• What to work on
When you copy the records, keep every word exact and leave the pictures out.
[Information]
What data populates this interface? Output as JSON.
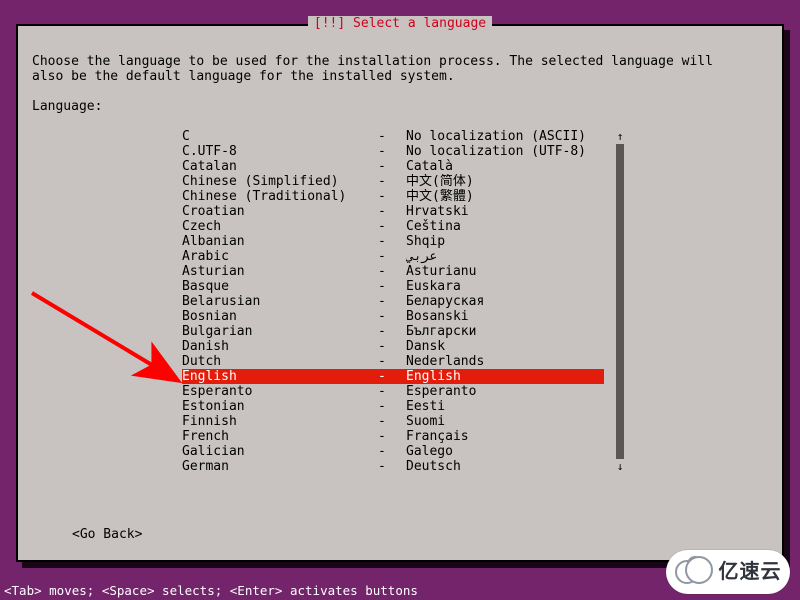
{
  "dialog": {
    "title": "[!!] Select a language",
    "instructions": "Choose the language to be used for the installation process. The selected language will\nalso be the default language for the installed system.",
    "label": "Language:",
    "go_back": "<Go Back>"
  },
  "scroll": {
    "up_glyph": "↑",
    "down_glyph": "↓"
  },
  "languages": [
    {
      "name": "C",
      "sep": "-",
      "native": "No localization (ASCII)",
      "selected": false
    },
    {
      "name": "C.UTF-8",
      "sep": "-",
      "native": "No localization (UTF-8)",
      "selected": false
    },
    {
      "name": "Catalan",
      "sep": "-",
      "native": "Català",
      "selected": false
    },
    {
      "name": "Chinese (Simplified)",
      "sep": "-",
      "native": "中文(简体)",
      "selected": false
    },
    {
      "name": "Chinese (Traditional)",
      "sep": "-",
      "native": "中文(繁體)",
      "selected": false
    },
    {
      "name": "Croatian",
      "sep": "-",
      "native": "Hrvatski",
      "selected": false
    },
    {
      "name": "Czech",
      "sep": "-",
      "native": "Čeština",
      "selected": false
    },
    {
      "name": "Albanian",
      "sep": "-",
      "native": "Shqip",
      "selected": false
    },
    {
      "name": "Arabic",
      "sep": "-",
      "native": "عربي",
      "selected": false
    },
    {
      "name": "Asturian",
      "sep": "-",
      "native": "Asturianu",
      "selected": false
    },
    {
      "name": "Basque",
      "sep": "-",
      "native": "Euskara",
      "selected": false
    },
    {
      "name": "Belarusian",
      "sep": "-",
      "native": "Беларуская",
      "selected": false
    },
    {
      "name": "Bosnian",
      "sep": "-",
      "native": "Bosanski",
      "selected": false
    },
    {
      "name": "Bulgarian",
      "sep": "-",
      "native": "Български",
      "selected": false
    },
    {
      "name": "Danish",
      "sep": "-",
      "native": "Dansk",
      "selected": false
    },
    {
      "name": "Dutch",
      "sep": "-",
      "native": "Nederlands",
      "selected": false
    },
    {
      "name": "English",
      "sep": "-",
      "native": "English",
      "selected": true
    },
    {
      "name": "Esperanto",
      "sep": "-",
      "native": "Esperanto",
      "selected": false
    },
    {
      "name": "Estonian",
      "sep": "-",
      "native": "Eesti",
      "selected": false
    },
    {
      "name": "Finnish",
      "sep": "-",
      "native": "Suomi",
      "selected": false
    },
    {
      "name": "French",
      "sep": "-",
      "native": "Français",
      "selected": false
    },
    {
      "name": "Galician",
      "sep": "-",
      "native": "Galego",
      "selected": false
    },
    {
      "name": "German",
      "sep": "-",
      "native": "Deutsch",
      "selected": false
    }
  ],
  "footer": "<Tab> moves; <Space> selects; <Enter> activates buttons",
  "logo_text": "亿速云"
}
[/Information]
• Written solution
What data populates this interface? Output as JSON.
{
  "dialog": {
    "title": "[!!] Select a language",
    "instructions": "Choose the language to be used for the installation process. The selected language will\nalso be the default language for the installed system.",
    "label": "Language:",
    "go_back": "<Go Back>"
  },
  "scroll": {
    "up_glyph": "↑",
    "down_glyph": "↓"
  },
  "languages": [
    {
      "name": "C",
      "sep": "-",
      "native": "No localization (ASCII)",
      "selected": false
    },
    {
      "name": "C.UTF-8",
      "sep": "-",
      "native": "No localization (UTF-8)",
      "selected": false
    },
    {
      "name": "Catalan",
      "sep": "-",
      "native": "Català",
      "selected": false
    },
    {
      "name": "Chinese (Simplified)",
      "sep": "-",
      "native": "中文(简体)",
      "selected": false
    },
    {
      "name": "Chinese (Traditional)",
      "sep": "-",
      "native": "中文(繁體)",
      "selected": false
    },
    {
      "name": "Croatian",
      "sep": "-",
      "native": "Hrvatski",
      "selected": false
    },
    {
      "name": "Czech",
      "sep": "-",
      "native": "Čeština",
      "selected": false
    },
    {
      "name": "Albanian",
      "sep": "-",
      "native": "Shqip",
      "selected": false
    },
    {
      "name": "Arabic",
      "sep": "-",
      "native": "عربي",
      "selected": false
    },
    {
      "name": "Asturian",
      "sep": "-",
      "native": "Asturianu",
      "selected": false
    },
    {
      "name": "Basque",
      "sep": "-",
      "native": "Euskara",
      "selected": false
    },
    {
      "name": "Belarusian",
      "sep": "-",
      "native": "Беларуская",
      "selected": false
    },
    {
      "name": "Bosnian",
      "sep": "-",
      "native": "Bosanski",
      "selected": false
    },
    {
      "name": "Bulgarian",
      "sep": "-",
      "native": "Български",
      "selected": false
    },
    {
      "name": "Danish",
      "sep": "-",
      "native": "Dansk",
      "selected": false
    },
    {
      "name": "Dutch",
      "sep": "-",
      "native": "Nederlands",
      "selected": false
    },
    {
      "name": "English",
      "sep": "-",
      "native": "English",
      "selected": true
    },
    {
      "name": "Esperanto",
      "sep": "-",
      "native": "Esperanto",
      "selected": false
    },
    {
      "name": "Estonian",
      "sep": "-",
      "native": "Eesti",
      "selected": false
    },
    {
      "name": "Finnish",
      "sep": "-",
      "native": "Suomi",
      "selected": false
    },
    {
      "name": "French",
      "sep": "-",
      "native": "Français",
      "selected": false
    },
    {
      "name": "Galician",
      "sep": "-",
      "native": "Galego",
      "selected": false
    },
    {
      "name": "German",
      "sep": "-",
      "native": "Deutsch",
      "selected": false
    }
  ],
  "footer": "<Tab> moves; <Space> selects; <Enter> activates buttons",
  "logo_text": "亿速云"
}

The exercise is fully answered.